**HOW TO COMPLETE THIS TASK:** If a line in the records below holds the word "BasicCalculator", copy it.
▼
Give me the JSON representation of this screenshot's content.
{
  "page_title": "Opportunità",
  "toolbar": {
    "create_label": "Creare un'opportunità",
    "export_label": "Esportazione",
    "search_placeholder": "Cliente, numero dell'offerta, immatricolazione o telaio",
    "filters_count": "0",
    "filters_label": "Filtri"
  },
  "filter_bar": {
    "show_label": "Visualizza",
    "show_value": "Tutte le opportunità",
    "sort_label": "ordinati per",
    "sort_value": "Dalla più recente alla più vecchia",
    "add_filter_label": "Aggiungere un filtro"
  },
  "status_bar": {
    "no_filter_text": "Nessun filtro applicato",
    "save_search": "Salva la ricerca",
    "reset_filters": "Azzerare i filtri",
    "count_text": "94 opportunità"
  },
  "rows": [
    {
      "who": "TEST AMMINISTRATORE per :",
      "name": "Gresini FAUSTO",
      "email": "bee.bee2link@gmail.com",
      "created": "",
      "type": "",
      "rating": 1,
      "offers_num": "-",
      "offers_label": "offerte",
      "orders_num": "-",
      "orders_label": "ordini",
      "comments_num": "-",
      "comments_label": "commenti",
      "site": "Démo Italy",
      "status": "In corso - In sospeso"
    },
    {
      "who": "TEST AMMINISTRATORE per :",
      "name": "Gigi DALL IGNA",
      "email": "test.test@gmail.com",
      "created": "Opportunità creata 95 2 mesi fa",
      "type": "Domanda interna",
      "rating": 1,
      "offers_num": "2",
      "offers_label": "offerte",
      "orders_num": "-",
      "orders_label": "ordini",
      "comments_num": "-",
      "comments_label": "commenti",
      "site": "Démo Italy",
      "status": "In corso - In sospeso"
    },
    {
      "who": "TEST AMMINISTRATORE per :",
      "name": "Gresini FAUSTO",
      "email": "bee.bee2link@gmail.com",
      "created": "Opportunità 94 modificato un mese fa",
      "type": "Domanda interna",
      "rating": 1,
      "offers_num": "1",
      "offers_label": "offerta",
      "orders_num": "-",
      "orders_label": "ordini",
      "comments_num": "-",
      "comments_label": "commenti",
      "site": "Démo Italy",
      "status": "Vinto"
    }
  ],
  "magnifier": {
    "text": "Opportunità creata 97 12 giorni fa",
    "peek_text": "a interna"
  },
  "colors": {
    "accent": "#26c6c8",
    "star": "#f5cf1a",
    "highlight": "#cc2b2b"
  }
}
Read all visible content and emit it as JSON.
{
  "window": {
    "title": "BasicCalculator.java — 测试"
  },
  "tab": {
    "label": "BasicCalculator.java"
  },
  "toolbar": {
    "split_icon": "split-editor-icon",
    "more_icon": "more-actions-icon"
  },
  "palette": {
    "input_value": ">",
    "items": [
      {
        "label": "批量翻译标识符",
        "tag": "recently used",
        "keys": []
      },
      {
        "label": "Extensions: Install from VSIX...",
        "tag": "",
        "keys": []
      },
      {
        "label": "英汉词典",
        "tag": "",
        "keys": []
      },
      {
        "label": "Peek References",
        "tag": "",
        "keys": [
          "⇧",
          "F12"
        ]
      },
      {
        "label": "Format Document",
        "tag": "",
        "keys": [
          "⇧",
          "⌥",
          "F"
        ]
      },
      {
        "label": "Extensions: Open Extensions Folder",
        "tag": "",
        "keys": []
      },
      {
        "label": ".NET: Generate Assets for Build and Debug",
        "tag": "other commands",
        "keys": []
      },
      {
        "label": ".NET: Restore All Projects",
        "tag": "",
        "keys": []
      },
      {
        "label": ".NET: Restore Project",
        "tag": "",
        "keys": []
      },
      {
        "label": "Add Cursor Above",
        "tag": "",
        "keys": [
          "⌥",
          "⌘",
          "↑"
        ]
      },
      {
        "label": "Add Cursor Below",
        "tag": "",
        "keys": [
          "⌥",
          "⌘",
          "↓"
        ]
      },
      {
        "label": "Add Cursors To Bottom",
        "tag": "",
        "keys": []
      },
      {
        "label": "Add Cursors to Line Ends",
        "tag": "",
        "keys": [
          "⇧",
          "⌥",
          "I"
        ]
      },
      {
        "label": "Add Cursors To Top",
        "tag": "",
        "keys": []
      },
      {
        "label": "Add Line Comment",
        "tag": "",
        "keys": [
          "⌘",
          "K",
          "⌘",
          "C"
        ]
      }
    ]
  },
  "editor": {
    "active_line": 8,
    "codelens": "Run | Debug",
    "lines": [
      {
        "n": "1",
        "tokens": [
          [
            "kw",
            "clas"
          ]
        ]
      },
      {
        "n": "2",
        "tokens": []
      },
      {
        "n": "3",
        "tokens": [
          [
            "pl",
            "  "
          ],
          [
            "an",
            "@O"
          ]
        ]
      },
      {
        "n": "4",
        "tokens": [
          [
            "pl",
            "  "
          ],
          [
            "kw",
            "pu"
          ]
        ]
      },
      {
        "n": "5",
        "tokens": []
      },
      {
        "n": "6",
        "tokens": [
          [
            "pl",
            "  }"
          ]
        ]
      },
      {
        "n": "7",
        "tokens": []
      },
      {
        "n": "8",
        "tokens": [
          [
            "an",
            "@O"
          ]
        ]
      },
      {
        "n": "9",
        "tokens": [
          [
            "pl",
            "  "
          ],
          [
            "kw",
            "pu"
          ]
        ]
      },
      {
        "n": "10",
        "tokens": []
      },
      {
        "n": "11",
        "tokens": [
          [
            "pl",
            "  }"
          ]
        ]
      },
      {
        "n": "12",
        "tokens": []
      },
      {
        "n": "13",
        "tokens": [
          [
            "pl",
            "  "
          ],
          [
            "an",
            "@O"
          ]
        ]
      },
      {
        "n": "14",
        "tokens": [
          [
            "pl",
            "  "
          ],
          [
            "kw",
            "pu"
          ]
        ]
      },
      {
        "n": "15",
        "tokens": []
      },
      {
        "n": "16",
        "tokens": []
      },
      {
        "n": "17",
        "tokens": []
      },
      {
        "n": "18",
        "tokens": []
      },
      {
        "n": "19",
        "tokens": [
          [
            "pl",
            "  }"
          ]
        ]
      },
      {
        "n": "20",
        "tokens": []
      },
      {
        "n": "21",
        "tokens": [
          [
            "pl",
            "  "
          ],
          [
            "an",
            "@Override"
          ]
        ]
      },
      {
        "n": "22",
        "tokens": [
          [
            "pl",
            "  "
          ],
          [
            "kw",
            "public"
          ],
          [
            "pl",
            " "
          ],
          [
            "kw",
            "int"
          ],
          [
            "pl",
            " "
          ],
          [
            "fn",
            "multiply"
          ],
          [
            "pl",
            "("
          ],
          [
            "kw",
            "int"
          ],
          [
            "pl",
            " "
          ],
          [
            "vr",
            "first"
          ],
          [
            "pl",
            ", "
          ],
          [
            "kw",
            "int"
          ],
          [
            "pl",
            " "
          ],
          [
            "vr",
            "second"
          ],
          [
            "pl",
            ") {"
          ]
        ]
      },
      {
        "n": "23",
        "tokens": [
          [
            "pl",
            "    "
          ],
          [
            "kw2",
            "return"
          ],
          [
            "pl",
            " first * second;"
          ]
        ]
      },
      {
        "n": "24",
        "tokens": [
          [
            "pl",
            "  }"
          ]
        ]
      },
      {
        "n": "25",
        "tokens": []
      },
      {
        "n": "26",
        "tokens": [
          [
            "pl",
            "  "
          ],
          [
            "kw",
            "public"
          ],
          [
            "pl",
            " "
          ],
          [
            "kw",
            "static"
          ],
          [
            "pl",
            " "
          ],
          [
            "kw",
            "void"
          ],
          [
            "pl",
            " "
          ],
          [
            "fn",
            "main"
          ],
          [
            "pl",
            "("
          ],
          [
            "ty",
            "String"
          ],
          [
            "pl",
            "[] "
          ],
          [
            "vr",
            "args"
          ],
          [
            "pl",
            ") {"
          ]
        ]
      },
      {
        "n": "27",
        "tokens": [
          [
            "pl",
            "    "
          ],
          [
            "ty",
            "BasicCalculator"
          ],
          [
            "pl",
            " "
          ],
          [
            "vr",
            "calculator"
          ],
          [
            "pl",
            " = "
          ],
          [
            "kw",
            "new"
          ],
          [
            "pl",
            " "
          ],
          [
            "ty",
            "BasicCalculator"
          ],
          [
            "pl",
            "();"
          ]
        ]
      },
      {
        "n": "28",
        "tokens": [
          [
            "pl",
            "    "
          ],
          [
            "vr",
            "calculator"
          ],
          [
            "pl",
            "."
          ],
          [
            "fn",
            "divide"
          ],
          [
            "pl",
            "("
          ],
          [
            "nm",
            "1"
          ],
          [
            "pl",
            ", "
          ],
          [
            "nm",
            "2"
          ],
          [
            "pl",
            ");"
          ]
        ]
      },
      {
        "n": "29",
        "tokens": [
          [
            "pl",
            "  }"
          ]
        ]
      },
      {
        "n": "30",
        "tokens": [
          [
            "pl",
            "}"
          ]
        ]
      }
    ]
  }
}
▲
**ANSWER FOR THE TASK:**
    "title": "BasicCalculator.java — 测试"
    "label": "BasicCalculator.java"
            "BasicCalculator"
            "BasicCalculator"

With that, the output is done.